eastern european cinema

Screening this week: rare Latin American and Eastern European films from our collection. 

[The Battle of Chile. 1975. Directed by Patricio Guzman. Courtesy Tricontinental Film Center/Photofest © Tricontinental Film Center]

The Cremator

The Cremator - Directed by Juraj Herz, starring Rudolf Hrušinský, Vlasta Chramostová, Jana Stehnová, and Miloš Vognič, 1969.

The first thing you notice in Juraj Herz’ Czech New Wave film, set in Czechoslovakia in the 30s during the rise of the Third Reich, is how comical the face of Kopfrkingl, the titular cremator, is; soft, rotund, a little off, just weird enough that you would describe it as a funny face. Through the first part of the film, he seems harmless enough, he has some strange views his job as a cremator, but he claims he wants to improve the business to better the lives of his wife and children. It is almost sheer absurdity that an hour and a half later, by the film’s end, this odd and ineffectual man will have murdered his wife and son, informed on all his friends, and happily volunteered his services in helping to perfect the gas chambers the Nazis will use in their attempts to eradicate the Jews. That Kopfrkingl is somewhat insane is never in doubt, the frequent hallucinations are a testament to that, but his slide into that madness, and the accompanying Nazism, is slowly teased out through degrees. If to the viewer, his change seems absolute, it is one that happens gradually, which each new seduction that is dangled in front of him.

While the film sounds rather grim, due to the bizarreness of its protagonist, the tone is more of a black comedy than a straight up thriller or horror film. The style is obviously inspired by Weimar Expressionism, from the use of black and white, to the extreme close ups of body parts, animals, and works of arts, as well as jarring scene shifts in which Kopfrkingl is in the exact same place, causing the viewer some cognitive dissonance. In one of the movie’s more hysterical scenes, the cremator impassionedly explains to the Germans his theory of how incineration relieves people of their suffering while the camera moves through close ups of different parts of the hellscape panel of a reproduction of Hieronymus Bosch’s The Garden of Earthly Delights on the wall behind him.
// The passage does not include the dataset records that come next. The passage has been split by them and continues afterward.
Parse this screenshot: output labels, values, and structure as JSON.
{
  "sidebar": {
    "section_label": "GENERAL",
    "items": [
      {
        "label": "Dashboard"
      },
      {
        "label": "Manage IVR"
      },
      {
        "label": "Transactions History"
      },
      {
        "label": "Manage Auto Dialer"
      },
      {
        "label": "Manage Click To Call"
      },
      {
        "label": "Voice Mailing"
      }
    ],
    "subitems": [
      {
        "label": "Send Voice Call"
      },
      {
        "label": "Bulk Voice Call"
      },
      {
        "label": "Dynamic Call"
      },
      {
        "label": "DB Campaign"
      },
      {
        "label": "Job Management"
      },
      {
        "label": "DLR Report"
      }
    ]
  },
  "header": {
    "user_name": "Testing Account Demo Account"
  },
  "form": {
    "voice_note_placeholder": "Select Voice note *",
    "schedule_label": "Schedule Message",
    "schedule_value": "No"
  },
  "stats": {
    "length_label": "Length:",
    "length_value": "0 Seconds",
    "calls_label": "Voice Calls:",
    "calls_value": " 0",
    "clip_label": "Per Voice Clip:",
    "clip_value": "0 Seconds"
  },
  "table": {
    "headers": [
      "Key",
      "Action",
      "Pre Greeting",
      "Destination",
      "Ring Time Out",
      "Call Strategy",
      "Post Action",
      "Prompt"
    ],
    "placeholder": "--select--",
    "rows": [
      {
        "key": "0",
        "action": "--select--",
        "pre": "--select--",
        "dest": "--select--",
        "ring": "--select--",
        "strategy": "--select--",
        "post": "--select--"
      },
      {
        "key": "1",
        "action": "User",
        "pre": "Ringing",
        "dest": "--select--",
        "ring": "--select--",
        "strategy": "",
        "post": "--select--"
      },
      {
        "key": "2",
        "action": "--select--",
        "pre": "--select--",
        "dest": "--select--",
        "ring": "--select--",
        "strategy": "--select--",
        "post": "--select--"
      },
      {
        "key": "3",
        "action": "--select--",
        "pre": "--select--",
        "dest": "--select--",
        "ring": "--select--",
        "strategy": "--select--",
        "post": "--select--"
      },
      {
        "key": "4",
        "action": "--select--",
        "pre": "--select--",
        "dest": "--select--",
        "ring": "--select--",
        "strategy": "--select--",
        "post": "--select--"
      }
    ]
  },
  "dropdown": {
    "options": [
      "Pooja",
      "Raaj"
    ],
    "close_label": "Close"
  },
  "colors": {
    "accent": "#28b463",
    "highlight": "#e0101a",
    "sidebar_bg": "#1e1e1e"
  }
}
Banned by the communist government shortly after its premiere, Herz’ almost Kafka-esque film is a dark mediation on how seemingly rational men can easily become monsters, because the truth is that all they have to do is convince themselves that they are doing it for the good of others.